Roadmap leads to gas, mostly
Energy Minister Angus Taylor has released a discussion paper on technologies to drive economic recovery in Australia.
The “technology investment roadmap” considers over 140 technologies including hydrogen, renewables, biofuels and carbon capture and storage, but it is heavy on new gas development.
Despite methane emissions from gas being worse for the environment than carbon and other pollutants, the Federal Government continues to insists its development is Australia’s way out of economic and environmental turmoil.
Essentially, the plan is to have industries highlight which technologies they consider viable and useful. This information will then by used by the government to set a new emissions reduction target based on what the industries involved are willing to do.
Some have criticised the plan for being the wrong way around, suggesting the government should set an emissions reduction target, and then promote or develop the technologies needed to achieve it.

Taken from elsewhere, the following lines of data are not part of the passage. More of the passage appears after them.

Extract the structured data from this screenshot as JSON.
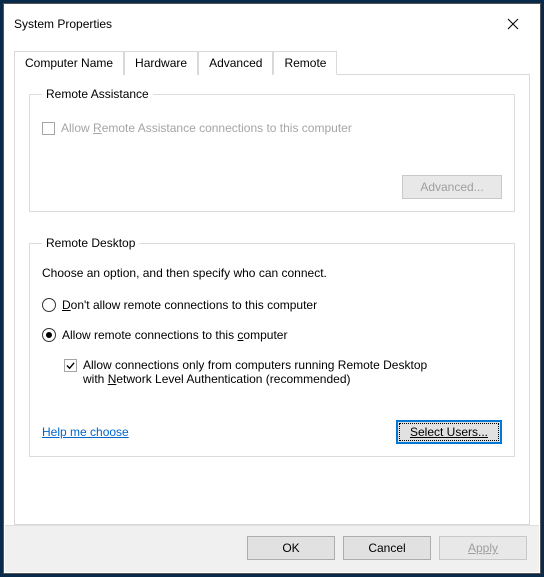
{
  "window": {
    "title": "System Properties"
  },
  "tabs": {
    "items": [
      "Computer Name",
      "Hardware",
      "Advanced",
      "Remote"
    ],
    "active": "Remote"
  },
  "remoteAssistance": {
    "legend": "Remote Assistance",
    "allowLabelPrefix": "Allow ",
    "allowLabelU": "R",
    "allowLabelRest": "emote Assistance connections to this computer",
    "advancedBtn": "Advanced..."
  },
  "remoteDesktop": {
    "legend": "Remote Desktop",
    "prompt": "Choose an option, and then specify who can connect.",
    "opt1U": "D",
    "opt1Rest": "on't allow remote connections to this computer",
    "opt2Prefix": "Allow remote connections to this ",
    "opt2U": "c",
    "opt2Rest": "omputer",
    "nlaLine1": "Allow connections only from computers running Remote Desktop",
    "nlaLine2a": "with ",
    "nlaLine2U": "N",
    "nlaLine2b": "etwork Level Authentication (recommended)",
    "helpLink": "Help me choose",
    "selectUsersBtn": "Select Users..."
  },
  "dialog": {
    "ok": "OK",
    "cancel": "Cancel",
    "apply": "Apply"
  }
}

The government paper concedes that solar and wind are the cheapest forms of generation, it claims gas must still play an important part in “balancing” renewable energy sources.
“Flexible gas capacity will continue to play a crucial role in supporting variable renewable energy, alongside continuing growth in energy storage, demand management and innovative grid technologies as alternatives,” the document states.
“As the world's largest LNG [liquefied natural gas] exporter, all of these factors will have implications for Australia's domestic gas market and export opportunities over the long term.”
The Australian Petroleum Production & Exploration Association (APPEA) - a major fossil fuel lobby - has understandably backed the roadmap.
APPEA chief executive officer Andrew McConville says; “The discussion paper clearly identifies the need for a system-wide appreciation of our energy requirements and that there are different roads we can take to get there”.
“At a time when the economy is under significant pressure from the challenges associated with COVID-19, investing in cleaner energy technologies makes sense, from an emissions perspective and to strengthen our economy,” he said.
The document says Australia can develop a major hydrogen export sector that produces the next-gen fuel at below $2 per kilogram.
It also describes emerging nuclear technologies such as small modular reactors as having “potential”, despite their lack of application anywhere outside a military setting so far.
The discussion paper is open for feedback until June 21.